• WHAT THIS TASK INVOLVES
Retype the records below so that each one matches exactly.

********************

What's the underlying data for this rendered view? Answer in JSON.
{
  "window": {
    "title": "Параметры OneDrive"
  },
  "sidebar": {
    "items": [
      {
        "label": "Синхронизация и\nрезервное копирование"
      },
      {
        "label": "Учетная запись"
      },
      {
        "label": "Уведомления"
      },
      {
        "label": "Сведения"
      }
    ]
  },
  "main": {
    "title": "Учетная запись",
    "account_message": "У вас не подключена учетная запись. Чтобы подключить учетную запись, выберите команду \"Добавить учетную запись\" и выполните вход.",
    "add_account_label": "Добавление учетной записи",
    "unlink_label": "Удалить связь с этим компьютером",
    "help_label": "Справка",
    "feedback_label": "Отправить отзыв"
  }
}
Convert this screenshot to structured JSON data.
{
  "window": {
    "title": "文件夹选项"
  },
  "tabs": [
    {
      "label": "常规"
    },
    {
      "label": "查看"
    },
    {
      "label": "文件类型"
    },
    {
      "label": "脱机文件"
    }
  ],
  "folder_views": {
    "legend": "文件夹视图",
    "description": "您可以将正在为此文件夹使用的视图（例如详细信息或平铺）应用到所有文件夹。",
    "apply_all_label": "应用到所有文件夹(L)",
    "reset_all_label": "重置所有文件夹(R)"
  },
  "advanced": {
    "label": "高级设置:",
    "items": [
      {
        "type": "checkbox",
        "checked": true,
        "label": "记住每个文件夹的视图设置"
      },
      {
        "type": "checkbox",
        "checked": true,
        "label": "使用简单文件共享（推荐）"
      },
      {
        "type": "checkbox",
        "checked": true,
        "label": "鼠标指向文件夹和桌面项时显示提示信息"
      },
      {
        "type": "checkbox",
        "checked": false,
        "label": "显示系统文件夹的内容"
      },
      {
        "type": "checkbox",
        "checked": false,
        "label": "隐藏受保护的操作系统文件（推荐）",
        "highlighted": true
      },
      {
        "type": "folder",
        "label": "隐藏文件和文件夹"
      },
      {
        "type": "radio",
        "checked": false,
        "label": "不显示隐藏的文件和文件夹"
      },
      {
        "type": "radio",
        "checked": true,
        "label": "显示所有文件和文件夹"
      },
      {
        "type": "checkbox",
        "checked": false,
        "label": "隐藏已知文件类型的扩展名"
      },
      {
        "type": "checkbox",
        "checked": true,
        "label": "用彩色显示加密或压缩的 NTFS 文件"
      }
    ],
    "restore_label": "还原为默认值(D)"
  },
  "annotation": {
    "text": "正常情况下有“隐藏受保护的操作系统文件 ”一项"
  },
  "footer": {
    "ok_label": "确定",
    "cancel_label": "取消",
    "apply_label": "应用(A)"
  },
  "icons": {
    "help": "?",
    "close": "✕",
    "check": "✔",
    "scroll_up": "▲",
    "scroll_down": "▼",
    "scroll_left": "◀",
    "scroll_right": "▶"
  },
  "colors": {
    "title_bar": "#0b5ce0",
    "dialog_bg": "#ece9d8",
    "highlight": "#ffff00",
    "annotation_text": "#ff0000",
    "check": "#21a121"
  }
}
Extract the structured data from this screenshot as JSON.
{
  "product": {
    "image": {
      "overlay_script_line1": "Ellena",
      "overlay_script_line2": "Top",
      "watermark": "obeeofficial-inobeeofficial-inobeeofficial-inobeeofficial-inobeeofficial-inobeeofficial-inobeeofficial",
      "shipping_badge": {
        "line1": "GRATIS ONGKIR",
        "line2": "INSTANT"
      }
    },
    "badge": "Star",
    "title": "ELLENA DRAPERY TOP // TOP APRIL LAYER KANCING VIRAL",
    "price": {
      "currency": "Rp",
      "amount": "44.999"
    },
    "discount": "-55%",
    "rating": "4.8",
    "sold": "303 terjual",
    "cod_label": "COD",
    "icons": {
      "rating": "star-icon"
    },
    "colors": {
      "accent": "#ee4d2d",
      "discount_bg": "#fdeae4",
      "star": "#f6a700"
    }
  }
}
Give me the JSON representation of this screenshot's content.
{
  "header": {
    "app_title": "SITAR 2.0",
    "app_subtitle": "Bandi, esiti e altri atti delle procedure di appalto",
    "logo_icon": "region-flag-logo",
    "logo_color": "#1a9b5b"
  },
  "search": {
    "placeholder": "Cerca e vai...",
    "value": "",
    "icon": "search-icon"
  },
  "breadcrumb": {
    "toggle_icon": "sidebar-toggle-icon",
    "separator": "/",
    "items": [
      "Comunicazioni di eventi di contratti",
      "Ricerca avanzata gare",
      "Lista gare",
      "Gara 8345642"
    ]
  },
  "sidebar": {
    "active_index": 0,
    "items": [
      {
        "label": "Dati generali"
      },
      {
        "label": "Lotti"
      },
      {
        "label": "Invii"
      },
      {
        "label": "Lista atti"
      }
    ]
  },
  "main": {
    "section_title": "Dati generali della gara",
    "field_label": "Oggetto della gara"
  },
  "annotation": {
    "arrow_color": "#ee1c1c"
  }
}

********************

• RESPONSE TO THIS EXERCISE
What's the underlying data for this rendered view? Answer in JSON.
{
  "window": {
    "title": "Параметры OneDrive"
  },
  "sidebar": {
    "items": [
      {
        "label": "Синхронизация и\nрезервное копирование"
      },
      {
        "label": "Учетная запись"
      },
      {
        "label": "Уведомления"
      },
      {
        "label": "Сведения"
      }
    ]
  },
  "main": {
    "title": "Учетная запись",
    "account_message": "У вас не подключена учетная запись. Чтобы подключить учетную запись, выберите команду \"Добавить учетную запись\" и выполните вход.",
    "add_account_label": "Добавление учетной записи",
    "unlink_label": "Удалить связь с этим компьютером",
    "help_label": "Справка",
    "feedback_label": "Отправить отзыв"
  }
}
Convert this screenshot to structured JSON data.
{
  "window": {
    "title": "文件夹选项"
  },
  "tabs": [
    {
      "label": "常规"
    },
    {
      "label": "查看"
    },
    {
      "label": "文件类型"
    },
    {
      "label": "脱机文件"
    }
  ],
  "folder_views": {
    "legend": "文件夹视图",
    "description": "您可以将正在为此文件夹使用的视图（例如详细信息或平铺）应用到所有文件夹。",
    "apply_all_label": "应用到所有文件夹(L)",
    "reset_all_label": "重置所有文件夹(R)"
  },
  "advanced": {
    "label": "高级设置:",
    "items": [
      {
        "type": "checkbox",
        "checked": true,
        "label": "记住每个文件夹的视图设置"
      },
      {
        "type": "checkbox",
        "checked": true,
        "label": "使用简单文件共享（推荐）"
      },
      {
        "type": "checkbox",
        "checked": true,
        "label": "鼠标指向文件夹和桌面项时显示提示信息"
      },
      {
        "type": "checkbox",
        "checked": false,
        "label": "显示系统文件夹的内容"
      },
      {
        "type": "checkbox",
        "checked": false,
        "label": "隐藏受保护的操作系统文件（推荐）",
        "highlighted": true
      },
      {
        "type": "folder",
        "label": "隐藏文件和文件夹"
      },
      {
        "type": "radio",
        "checked": false,
        "label": "不显示隐藏的文件和文件夹"
      },
      {
        "type": "radio",
        "checked": true,
        "label": "显示所有文件和文件夹"
      },
      {
        "type": "checkbox",
        "checked": false,
        "label": "隐藏已知文件类型的扩展名"
      },
      {
        "type": "checkbox",
        "checked": true,
        "label": "用彩色显示加密或压缩的 NTFS 文件"
      }
    ],
    "restore_label": "还原为默认值(D)"
  },
  "annotation": {
    "text": "正常情况下有“隐藏受保护的操作系统文件 ”一项"
  },
  "footer": {
    "ok_label": "确定",
    "cancel_label": "取消",
    "apply_label": "应用(A)"
  },
  "icons": {
    "help": "?",
    "close": "✕",
    "check": "✔",
    "scroll_up": "▲",
    "scroll_down": "▼",
    "scroll_left": "◀",
    "scroll_right": "▶"
  },
  "colors": {
    "title_bar": "#0b5ce0",
    "dialog_bg": "#ece9d8",
    "highlight": "#ffff00",
    "annotation_text": "#ff0000",
    "check": "#21a121"
  }
}
Extract the structured data from this screenshot as JSON.
{
  "product": {
    "image": {
      "overlay_script_line1": "Ellena",
      "overlay_script_line2": "Top",
      "watermark": "obeeofficial-inobeeofficial-inobeeofficial-inobeeofficial-inobeeofficial-inobeeofficial-inobeeofficial",
      "shipping_badge": {
        "line1": "GRATIS ONGKIR",
        "line2": "INSTANT"
      }
    },
    "badge": "Star",
    "title": "ELLENA DRAPERY TOP // TOP APRIL LAYER KANCING VIRAL",
    "price": {
      "currency": "Rp",
      "amount": "44.999"
    },
    "discount": "-55%",
    "rating": "4.8",
    "sold": "303 terjual",
    "cod_label": "COD",
    "icons": {
      "rating": "star-icon"
    },
    "colors": {
      "accent": "#ee4d2d",
      "discount_bg": "#fdeae4",
      "star": "#f6a700"
    }
  }
}
Give me the JSON representation of this screenshot's content.
{
  "header": {
    "app_title": "SITAR 2.0",
    "app_subtitle": "Bandi, esiti e altri atti delle procedure di appalto",
    "logo_icon": "region-flag-logo",
    "logo_color": "#1a9b5b"
  },
  "search": {
    "placeholder": "Cerca e vai...",
    "value": "",
    "icon": "search-icon"
  },
  "breadcrumb": {
    "toggle_icon": "sidebar-toggle-icon",
    "separator": "/",
    "items": [
      "Comunicazioni di eventi di contratti",
      "Ricerca avanzata gare",
      "Lista gare",
      "Gara 8345642"
    ]
  },
  "sidebar": {
    "active_index": 0,
    "items": [
      {
        "label": "Dati generali"
      },
      {
        "label": "Lotti"
      },
      {
        "label": "Invii"
      },
      {
        "label": "Lista atti"
      }
    ]
  },
  "main": {
    "section_title": "Dati generali della gara",
    "field_label": "Oggetto della gara"
  },
  "annotation": {
    "arrow_color": "#ee1c1c"
  }
}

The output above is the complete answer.